Quantcast
Home / Commentary / Fading trust in courts must be restored

Fading trust in courts must be restored

The installation of a new district attorney for Eau Claire County brings a new chapter to the beleaguered office. We hope Peter Rindal does well.

This isn’t just a hope for the people of Eau Claire County and those who need justice in our courts. It’s a hope for the people who work in that office and have been through an extraordinary few months. The events that led to the resignation of former District Attorney Gary King could not help but leave a mark on those who work in the office.

That fact may make Rindal a good choice to serve out the remainder of King’s term. As a deputy district attorney in the office, Rindal is well-positioned to know the effects of the past several months and to empathize with those who remain. It’s not so much that the other candidates could not, but that it’s clearly easier for someone who has worked alongside the office staff throughout the time in question.

For now, Rindal is saying the right things. When he was sworn in on Friday, he said the work “never stops” for the office. He pledged to fill the position with “integrity, humility and compassion.”

“I’m well aware that this job comes with very serious and heavy responsibilities,” he said. “I’m under no delusion that this job is going to be easy.”
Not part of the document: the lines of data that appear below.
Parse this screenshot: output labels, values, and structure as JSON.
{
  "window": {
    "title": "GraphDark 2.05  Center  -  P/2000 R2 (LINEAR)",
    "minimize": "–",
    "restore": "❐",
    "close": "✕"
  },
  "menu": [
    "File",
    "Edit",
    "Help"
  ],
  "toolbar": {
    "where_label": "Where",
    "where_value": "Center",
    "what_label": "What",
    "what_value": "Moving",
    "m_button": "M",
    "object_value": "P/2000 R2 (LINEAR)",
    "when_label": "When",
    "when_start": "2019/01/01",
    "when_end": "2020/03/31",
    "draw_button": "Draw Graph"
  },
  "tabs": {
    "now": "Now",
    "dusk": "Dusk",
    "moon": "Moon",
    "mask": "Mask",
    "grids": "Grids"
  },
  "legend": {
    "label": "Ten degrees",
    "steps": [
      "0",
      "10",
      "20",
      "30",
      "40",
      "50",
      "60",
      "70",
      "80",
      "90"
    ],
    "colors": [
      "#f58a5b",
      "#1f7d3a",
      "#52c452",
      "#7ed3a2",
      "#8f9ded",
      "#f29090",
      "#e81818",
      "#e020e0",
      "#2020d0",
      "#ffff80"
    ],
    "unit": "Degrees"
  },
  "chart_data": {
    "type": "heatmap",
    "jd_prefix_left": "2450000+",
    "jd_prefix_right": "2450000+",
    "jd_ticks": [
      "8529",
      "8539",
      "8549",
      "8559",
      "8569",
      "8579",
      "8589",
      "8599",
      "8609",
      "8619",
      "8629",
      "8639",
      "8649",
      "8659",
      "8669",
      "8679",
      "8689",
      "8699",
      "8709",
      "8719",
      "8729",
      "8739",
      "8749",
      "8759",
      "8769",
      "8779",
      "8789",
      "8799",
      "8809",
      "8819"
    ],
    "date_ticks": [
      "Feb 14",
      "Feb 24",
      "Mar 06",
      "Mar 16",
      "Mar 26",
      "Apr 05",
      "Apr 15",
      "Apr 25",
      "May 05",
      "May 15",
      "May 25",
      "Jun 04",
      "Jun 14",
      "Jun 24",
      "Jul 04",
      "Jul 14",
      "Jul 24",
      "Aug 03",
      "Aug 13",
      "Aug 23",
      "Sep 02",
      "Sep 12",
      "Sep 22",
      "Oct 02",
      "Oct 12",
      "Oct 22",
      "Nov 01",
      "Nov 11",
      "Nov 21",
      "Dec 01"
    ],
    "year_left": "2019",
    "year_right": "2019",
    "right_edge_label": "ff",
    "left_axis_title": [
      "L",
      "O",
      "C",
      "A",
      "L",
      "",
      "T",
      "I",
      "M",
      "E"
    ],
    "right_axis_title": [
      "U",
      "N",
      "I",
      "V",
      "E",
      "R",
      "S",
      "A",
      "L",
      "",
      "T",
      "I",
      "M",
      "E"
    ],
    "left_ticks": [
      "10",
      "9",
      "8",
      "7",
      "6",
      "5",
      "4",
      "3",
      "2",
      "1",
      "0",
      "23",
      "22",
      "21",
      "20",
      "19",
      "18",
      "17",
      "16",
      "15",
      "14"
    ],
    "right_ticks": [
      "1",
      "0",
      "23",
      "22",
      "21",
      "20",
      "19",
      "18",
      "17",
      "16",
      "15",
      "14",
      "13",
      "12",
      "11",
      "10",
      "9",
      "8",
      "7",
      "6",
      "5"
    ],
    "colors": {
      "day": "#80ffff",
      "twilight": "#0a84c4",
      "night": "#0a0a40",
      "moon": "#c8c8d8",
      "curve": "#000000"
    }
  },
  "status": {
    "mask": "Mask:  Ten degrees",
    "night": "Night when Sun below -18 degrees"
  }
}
Notably absent were any comments from Rindal about the 2024 elections, when voters will decide who holds the office beginning in January of the next year. That’s appropriate. While it would be naïve to think Rindal has not privately contemplated his plans, laying them out in public moments after being sworn in would have been ill-advised.

Public faith in our institutions has been shaken over the past several decades. While the hits to the judicial system are generally more recent, that branch has also lost some of its previous standing in the public’s eyes.

Some of that is probably inevitable. Public opinion fluctuates, and it’s a mistake to read too much into any one poll. But the trend is clear. And, as people’s faith in the courts has declined, those involved with it simply must avoid self-inflicted wounds.

Such a need applies to the local levels, of course, but much more to those who are much more in the spotlight than local prosecutors, attorneys and judges are ever likely to be. It is far more likely that a negative impression will work its way down from the higher courts than the reverse, after all.

Recent comments suggest the members of the U.S. Supreme Court understand that risk. But we’re not sure they understand why it exists. Justice Samuel Alito recently insisted that the Supreme Court is “not a dangerous cabal.” Amy Coney Barrett, the court’s newest member, spoke up to insist the court is “not comprised of a bunch of partisan hacks.”

Barrett and Alito seem to believe a comment to a friendly audience will — or should — end criticism of the court. The problem is that, even if their assessments are correct, the days when a justice could simply make a statement and expect it to be taken at face value by the majority of people are gone. They were pushed aside by Congress’ increasingly partisan fights over the court’s composition. They were thrown out when the Senate held open a seat for months on end during one administration, only to move with breakneck speed to fill one in the waning days of the next.

The justices themselves have done their own damage as well. Justice Brett Kavanaugh said during his confirmation hearing that he was the victim of a conspiracy and that “what goes around comes around.” While people draw different conclusions from his comment, his words were clearly ill-chosen. The same can be said for former Justice Ruth Bader Ginsburg’s 2016 comments about the possibility of a second term for then-President Donald Trump.

Those involved in the court, at any level, are human of course. They are fallible. They will make mistakes. But it is essential that they strive to learn from both the mistakes made by themselves and by others.

The courts have long been an outlier, the one area of American government broadly trusted by most. We hope the local officers of the court uphold that trust, and that they continue to strive to be worthy of it.

– Eau Claire Leader Telegram

Leave a Reply

Your email address will not be published. Required fields are marked *

*